Surgical masks, which are inexpensive and readily available, and cloth masks made of thick cotton are effective at limiting the virus’ spread. They provide some protection for the wearers but more for those around them. Neck gaiters and masks made of stretchy fabric are not considered as effective at preventing the spread of infectious droplets.

Is indoor dining safe?

Experts still consider it risky, despite measures such as limiting the number of diners and keeping them distanced.

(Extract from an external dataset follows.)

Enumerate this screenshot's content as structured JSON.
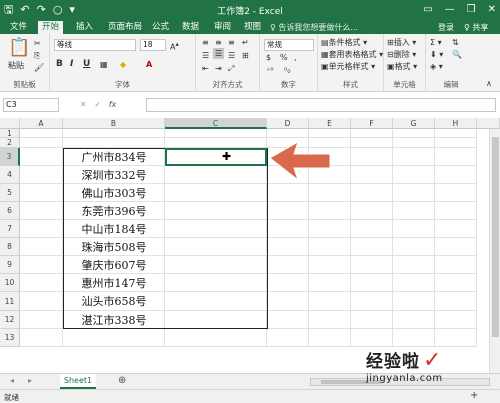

“One of the biggest risks with indoor dining is everyone has their masks off, and if the ventilation isn’t great, you can get sick,’’ said Dr. Eric Cioe-Peña, director of Global Health at Northwell Health in New Hyde Park, New York, and an emergency room physician, adding that he would eat at restaurant outdoors but not indoors.

Does sanitizing door handles and high-touch surfaces make a difference?

Not much. Cioe-Peña calls it “mostly theater,’’ pointing out there are limited circumstances under which people can get infected from those surfaces.

Said Singer: “Available data do not point toward